[About this task]: The result should be every line in the data below that carries the string "JSON".

[Raw data]:
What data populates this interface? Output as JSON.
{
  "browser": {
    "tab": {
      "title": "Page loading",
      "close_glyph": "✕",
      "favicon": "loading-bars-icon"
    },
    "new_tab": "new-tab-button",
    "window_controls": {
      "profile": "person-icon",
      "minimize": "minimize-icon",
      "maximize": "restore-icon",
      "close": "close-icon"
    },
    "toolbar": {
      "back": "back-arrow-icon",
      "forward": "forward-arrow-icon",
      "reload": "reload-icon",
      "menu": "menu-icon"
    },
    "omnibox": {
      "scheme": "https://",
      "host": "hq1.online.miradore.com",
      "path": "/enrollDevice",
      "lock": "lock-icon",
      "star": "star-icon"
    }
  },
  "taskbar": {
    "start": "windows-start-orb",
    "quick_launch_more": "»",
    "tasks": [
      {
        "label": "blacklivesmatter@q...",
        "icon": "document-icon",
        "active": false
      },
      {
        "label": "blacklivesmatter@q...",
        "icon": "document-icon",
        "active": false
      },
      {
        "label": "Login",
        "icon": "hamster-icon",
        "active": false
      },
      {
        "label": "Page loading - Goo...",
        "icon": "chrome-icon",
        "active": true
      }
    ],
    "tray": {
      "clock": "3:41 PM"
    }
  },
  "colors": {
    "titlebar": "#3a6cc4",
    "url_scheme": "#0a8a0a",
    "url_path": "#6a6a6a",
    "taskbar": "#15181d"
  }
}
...
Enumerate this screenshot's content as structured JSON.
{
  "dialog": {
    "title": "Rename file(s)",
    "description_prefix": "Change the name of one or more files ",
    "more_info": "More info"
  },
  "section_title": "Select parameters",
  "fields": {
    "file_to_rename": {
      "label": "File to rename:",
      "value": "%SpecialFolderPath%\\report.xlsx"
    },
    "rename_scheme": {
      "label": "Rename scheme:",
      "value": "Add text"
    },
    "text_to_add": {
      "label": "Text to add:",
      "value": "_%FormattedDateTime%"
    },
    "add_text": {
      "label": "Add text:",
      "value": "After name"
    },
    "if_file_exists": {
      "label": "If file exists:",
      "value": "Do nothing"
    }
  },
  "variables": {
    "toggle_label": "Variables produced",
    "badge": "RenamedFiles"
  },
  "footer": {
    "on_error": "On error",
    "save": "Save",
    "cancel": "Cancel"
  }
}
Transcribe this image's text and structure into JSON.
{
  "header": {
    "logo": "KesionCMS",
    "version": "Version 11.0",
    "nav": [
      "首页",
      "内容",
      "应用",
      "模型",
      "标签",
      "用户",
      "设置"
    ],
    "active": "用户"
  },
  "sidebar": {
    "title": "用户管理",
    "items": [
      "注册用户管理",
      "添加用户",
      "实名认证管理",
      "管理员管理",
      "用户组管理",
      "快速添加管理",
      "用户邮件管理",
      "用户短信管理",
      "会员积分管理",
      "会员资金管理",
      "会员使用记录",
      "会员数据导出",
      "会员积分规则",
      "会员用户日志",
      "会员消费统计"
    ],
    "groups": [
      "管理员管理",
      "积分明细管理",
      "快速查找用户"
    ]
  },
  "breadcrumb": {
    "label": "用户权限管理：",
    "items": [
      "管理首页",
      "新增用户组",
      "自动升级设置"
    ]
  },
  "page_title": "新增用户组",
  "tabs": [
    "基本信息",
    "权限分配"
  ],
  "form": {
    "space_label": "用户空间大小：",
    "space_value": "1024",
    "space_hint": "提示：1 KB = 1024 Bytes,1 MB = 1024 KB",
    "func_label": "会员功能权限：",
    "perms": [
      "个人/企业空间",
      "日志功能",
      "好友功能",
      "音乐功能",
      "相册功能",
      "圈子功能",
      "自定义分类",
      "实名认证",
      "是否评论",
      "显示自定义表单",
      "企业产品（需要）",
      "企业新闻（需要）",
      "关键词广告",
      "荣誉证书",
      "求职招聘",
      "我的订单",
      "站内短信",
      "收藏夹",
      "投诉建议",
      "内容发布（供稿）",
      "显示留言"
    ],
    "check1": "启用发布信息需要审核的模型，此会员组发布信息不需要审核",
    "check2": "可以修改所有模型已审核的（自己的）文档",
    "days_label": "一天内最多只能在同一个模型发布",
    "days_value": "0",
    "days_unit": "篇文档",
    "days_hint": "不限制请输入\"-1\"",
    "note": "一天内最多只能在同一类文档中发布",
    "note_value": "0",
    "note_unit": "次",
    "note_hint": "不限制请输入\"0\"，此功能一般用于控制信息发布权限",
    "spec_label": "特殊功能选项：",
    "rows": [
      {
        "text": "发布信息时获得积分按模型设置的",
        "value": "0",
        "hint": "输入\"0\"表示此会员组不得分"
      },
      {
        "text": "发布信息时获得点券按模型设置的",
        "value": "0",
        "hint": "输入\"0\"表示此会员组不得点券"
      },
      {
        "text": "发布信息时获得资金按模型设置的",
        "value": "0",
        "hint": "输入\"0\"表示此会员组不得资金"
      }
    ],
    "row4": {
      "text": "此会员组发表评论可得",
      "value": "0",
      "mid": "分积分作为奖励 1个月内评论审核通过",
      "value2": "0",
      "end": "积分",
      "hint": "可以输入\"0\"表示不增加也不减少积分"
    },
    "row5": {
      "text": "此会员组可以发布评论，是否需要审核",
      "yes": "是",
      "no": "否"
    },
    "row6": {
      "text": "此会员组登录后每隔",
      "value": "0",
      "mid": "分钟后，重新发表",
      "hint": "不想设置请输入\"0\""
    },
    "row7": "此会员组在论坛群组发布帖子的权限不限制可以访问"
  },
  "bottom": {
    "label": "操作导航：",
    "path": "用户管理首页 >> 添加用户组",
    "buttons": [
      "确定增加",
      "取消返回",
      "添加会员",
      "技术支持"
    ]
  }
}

[Solution below]:
What data populates this interface? Output as JSON.
Enumerate this screenshot's content as structured JSON.
Transcribe this image's text and structure into JSON.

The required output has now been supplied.